-- What you need to do --
Report each line of the records below that uses the word "text".

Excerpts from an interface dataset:
+++

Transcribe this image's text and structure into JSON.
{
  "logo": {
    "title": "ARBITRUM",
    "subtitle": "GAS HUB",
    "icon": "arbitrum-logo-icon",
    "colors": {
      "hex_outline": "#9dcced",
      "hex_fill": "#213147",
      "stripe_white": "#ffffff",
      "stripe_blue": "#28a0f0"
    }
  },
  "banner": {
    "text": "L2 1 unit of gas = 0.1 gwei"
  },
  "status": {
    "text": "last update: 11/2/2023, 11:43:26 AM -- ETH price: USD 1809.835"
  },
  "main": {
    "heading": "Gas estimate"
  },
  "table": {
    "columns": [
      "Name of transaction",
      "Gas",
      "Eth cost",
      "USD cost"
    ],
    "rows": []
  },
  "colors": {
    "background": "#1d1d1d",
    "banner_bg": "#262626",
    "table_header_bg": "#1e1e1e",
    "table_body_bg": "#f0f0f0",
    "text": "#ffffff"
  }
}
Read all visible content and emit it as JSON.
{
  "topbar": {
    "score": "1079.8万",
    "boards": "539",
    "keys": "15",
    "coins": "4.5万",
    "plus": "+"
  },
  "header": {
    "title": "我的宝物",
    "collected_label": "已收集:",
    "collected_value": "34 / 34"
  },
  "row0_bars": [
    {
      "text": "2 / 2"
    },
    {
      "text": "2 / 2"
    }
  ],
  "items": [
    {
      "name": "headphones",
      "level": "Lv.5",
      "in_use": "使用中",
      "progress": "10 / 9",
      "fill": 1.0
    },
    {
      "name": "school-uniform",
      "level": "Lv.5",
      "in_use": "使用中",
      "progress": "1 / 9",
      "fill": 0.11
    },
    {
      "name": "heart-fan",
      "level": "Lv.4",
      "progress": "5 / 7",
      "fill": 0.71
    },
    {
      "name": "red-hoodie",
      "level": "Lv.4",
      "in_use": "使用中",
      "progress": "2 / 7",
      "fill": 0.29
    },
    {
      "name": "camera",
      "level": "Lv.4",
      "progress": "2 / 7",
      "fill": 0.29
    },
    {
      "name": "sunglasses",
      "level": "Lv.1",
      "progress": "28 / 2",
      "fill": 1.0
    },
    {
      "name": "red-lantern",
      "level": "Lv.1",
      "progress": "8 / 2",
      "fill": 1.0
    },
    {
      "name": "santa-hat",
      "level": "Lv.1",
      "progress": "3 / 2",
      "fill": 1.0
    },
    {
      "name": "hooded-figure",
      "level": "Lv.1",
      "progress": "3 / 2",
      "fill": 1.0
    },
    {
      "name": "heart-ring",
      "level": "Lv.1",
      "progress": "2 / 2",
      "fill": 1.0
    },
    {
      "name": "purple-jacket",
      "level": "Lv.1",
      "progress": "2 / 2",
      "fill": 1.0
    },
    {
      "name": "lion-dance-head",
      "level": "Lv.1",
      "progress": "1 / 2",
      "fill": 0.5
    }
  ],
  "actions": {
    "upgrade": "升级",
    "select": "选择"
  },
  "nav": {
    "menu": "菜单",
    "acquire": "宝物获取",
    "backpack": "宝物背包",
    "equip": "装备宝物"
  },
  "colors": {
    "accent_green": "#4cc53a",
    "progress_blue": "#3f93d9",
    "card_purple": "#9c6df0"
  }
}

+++

-- Task answer --
Transcribe this image's text and structure into JSON.
    "text": "L2 1 unit of gas = 0.1 gwei"
    "text": "last update: 11/2/2023, 11:43:26 AM -- ETH price: USD 1809.835"
    "text": "#ffffff"
      "text": "2 / 2"
      "text": "2 / 2"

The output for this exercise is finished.